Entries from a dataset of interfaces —
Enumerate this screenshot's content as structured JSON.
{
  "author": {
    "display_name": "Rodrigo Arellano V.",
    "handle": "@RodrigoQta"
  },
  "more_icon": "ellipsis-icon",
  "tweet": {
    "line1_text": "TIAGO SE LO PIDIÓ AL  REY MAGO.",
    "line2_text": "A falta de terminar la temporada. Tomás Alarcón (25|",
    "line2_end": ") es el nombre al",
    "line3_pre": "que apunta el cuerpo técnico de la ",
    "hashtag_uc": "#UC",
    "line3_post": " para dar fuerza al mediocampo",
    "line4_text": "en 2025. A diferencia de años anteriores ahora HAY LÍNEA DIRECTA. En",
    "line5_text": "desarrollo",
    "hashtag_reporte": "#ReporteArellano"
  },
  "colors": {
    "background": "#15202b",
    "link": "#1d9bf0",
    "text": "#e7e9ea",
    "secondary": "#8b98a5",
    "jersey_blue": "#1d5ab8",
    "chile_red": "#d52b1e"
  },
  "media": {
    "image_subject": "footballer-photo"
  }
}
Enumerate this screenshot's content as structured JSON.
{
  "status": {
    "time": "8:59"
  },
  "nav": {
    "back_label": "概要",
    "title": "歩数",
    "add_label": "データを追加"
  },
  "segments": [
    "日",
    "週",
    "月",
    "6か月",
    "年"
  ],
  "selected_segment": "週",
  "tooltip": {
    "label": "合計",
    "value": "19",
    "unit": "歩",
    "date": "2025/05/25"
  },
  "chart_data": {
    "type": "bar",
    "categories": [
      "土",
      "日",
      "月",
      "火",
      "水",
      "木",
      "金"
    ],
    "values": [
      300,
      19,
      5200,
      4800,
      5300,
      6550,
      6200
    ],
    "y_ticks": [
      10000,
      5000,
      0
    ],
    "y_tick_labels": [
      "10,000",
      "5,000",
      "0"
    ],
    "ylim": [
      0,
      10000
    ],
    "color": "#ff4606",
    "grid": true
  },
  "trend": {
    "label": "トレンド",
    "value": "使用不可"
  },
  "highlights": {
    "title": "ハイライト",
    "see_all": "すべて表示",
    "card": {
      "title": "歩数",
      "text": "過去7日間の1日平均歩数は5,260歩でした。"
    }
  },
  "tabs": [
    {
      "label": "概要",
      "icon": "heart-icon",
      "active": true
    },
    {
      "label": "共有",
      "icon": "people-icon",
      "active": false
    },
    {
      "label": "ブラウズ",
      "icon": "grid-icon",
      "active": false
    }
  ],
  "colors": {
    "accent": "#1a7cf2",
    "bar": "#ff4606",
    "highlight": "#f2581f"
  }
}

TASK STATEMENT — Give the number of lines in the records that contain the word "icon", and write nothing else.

SOLUTION TO THIS PROBLEM — 4